Dataset records:
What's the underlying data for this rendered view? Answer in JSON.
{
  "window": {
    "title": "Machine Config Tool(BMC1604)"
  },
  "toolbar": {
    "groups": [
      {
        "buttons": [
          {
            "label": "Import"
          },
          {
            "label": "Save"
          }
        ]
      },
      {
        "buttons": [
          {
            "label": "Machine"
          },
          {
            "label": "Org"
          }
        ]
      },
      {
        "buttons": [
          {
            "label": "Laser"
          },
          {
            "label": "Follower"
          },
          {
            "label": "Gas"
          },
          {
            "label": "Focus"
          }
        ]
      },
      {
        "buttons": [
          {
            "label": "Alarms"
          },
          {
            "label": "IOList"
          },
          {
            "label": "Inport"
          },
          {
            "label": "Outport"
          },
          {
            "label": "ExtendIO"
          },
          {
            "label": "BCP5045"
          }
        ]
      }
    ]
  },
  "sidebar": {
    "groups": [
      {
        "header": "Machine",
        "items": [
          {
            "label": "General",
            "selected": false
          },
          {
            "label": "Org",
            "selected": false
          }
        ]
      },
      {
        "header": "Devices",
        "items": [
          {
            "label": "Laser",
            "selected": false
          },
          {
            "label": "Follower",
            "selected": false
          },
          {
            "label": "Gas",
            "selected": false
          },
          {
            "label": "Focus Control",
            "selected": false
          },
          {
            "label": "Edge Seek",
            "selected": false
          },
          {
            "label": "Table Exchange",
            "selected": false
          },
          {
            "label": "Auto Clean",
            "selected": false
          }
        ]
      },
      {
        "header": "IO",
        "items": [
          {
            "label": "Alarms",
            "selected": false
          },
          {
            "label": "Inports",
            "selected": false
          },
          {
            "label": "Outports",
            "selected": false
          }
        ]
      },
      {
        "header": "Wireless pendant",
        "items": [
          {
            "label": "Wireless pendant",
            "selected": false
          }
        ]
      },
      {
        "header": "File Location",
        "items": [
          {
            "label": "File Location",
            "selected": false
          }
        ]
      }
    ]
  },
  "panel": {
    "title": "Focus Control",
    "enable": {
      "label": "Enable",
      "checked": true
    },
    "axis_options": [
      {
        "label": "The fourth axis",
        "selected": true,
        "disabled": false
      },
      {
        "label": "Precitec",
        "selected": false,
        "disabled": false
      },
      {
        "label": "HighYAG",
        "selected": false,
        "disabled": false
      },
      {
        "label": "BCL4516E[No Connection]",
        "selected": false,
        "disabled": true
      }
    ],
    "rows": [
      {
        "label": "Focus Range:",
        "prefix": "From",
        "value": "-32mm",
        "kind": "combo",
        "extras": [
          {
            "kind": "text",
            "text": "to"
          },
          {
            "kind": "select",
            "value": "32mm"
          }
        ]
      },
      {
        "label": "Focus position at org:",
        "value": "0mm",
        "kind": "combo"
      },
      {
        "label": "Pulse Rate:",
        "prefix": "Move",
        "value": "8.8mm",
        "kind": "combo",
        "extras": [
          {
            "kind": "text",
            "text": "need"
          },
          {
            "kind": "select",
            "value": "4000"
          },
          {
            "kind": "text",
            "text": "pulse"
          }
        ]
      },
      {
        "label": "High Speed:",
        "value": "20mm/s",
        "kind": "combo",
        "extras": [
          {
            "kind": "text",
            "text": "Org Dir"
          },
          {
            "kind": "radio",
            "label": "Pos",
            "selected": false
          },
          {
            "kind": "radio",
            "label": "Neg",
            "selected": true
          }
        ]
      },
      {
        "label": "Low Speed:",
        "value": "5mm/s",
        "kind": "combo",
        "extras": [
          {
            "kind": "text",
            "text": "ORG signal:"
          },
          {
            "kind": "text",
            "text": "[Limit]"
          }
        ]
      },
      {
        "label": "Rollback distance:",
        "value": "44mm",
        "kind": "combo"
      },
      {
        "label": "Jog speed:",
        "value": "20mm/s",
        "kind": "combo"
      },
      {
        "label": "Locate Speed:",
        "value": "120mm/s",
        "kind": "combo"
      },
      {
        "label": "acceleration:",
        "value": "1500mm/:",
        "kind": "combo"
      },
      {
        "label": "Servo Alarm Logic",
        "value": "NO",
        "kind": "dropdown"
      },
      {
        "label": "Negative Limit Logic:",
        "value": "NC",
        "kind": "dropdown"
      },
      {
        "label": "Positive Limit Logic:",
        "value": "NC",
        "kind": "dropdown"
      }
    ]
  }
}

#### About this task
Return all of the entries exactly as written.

#### Solution
What's the underlying data for this rendered view? Answer in JSON.
{
  "window": {
    "title": "Machine Config Tool(BMC1604)"
  },
  "toolbar": {
    "groups": [
      {
        "buttons": [
          {
            "label": "Import"
          },
          {
            "label": "Save"
          }
        ]
      },
      {
        "buttons": [
          {
            "label": "Machine"
          },
          {
            "label": "Org"
          }
        ]
      },
      {
        "buttons": [
          {
            "label": "Laser"
          },
          {
            "label": "Follower"
          },
          {
            "label": "Gas"
          },
          {
            "label": "Focus"
          }
        ]
      },
      {
        "buttons": [
          {
            "label": "Alarms"
          },
          {
            "label": "IOList"
          },
          {
            "label": "Inport"
          },
          {
            "label": "Outport"
          },
          {
            "label": "ExtendIO"
          },
          {
            "label": "BCP5045"
          }
        ]
      }
    ]
  },
  "sidebar": {
    "groups": [
      {
        "header": "Machine",
        "items": [
          {
            "label": "General",
            "selected": false
          },
          {
            "label": "Org",
            "selected": false
          }
        ]
      },
      {
        "header": "Devices",
        "items": [
          {
            "label": "Laser",
            "selected": false
          },
          {
            "label": "Follower",
            "selected": false
          },
          {
            "label": "Gas",
            "selected": false
          },
          {
            "label": "Focus Control",
            "selected": false
          },
          {
            "label": "Edge Seek",
            "selected": false
          },
          {
            "label": "Table Exchange",
            "selected": false
          },
          {
            "label": "Auto Clean",
            "selected": false
          }
        ]
      },
      {
        "header": "IO",
        "items": [
          {
            "label": "Alarms",
            "selected": false
          },
          {
            "label": "Inports",
            "selected": false
          },
          {
            "label": "Outports",
            "selected": false
          }
        ]
      },
      {
        "header": "Wireless pendant",
        "items": [
          {
            "label": "Wireless pendant",
            "selected": false
          }
        ]
      },
      {
        "header": "File Location",
        "items": [
          {
            "label": "File Location",
            "selected": false
          }
        ]
      }
    ]
  },
  "panel": {
    "title": "Focus Control",
    "enable": {
      "label": "Enable",
      "checked": true
    },
    "axis_options": [
      {
        "label": "The fourth axis",
        "selected": true,
        "disabled": false
      },
      {
        "label": "Precitec",
        "selected": false,
        "disabled": false
      },
      {
        "label": "HighYAG",
        "selected": false,
        "disabled": false
      },
      {
        "label": "BCL4516E[No Connection]",
        "selected": false,
        "disabled": true
      }
    ],
    "rows": [
      {
        "label": "Focus Range:",
        "prefix": "From",
        "value": "-32mm",
        "kind": "combo",
        "extras": [
          {
            "kind": "text",
            "text": "to"
          },
          {
            "kind": "select",
            "value": "32mm"
          }
        ]
      },
      {
        "label": "Focus position at org:",
        "value": "0mm",
        "kind": "combo"
      },
      {
        "label": "Pulse Rate:",
        "prefix": "Move",
        "value": "8.8mm",
        "kind": "combo",
        "extras": [
          {
            "kind": "text",
            "text": "need"
          },
          {
            "kind": "select",
            "value": "4000"
          },
          {
            "kind": "text",
            "text": "pulse"
          }
        ]
      },
      {
        "label": "High Speed:",
        "value": "20mm/s",
        "kind": "combo",
        "extras": [
          {
            "kind": "text",
            "text": "Org Dir"
          },
          {
            "kind": "radio",
            "label": "Pos",
            "selected": false
          },
          {
            "kind": "radio",
            "label": "Neg",
            "selected": true
          }
        ]
      },
      {
        "label": "Low Speed:",
        "value": "5mm/s",
        "kind": "combo",
        "extras": [
          {
            "kind": "text",
            "text": "ORG signal:"
          },
          {
            "kind": "text",
            "text": "[Limit]"
          }
        ]
      },
      {
        "label": "Rollback distance:",
        "value": "44mm",
        "kind": "combo"
      },
      {
        "label": "Jog speed:",
        "value": "20mm/s",
        "kind": "combo"
      },
      {
        "label": "Locate Speed:",
        "value": "120mm/s",
        "kind": "combo"
      },
      {
        "label": "acceleration:",
        "value": "1500mm/:",
        "kind": "combo"
      },
      {
        "label": "Servo Alarm Logic",
        "value": "NO",
        "kind": "dropdown"
      },
      {
        "label": "Negative Limit Logic:",
        "value": "NC",
        "kind": "dropdown"
      },
      {
        "label": "Positive Limit Logic:",
        "value": "NC",
        "kind": "dropdown"
      }
    ]
  }
}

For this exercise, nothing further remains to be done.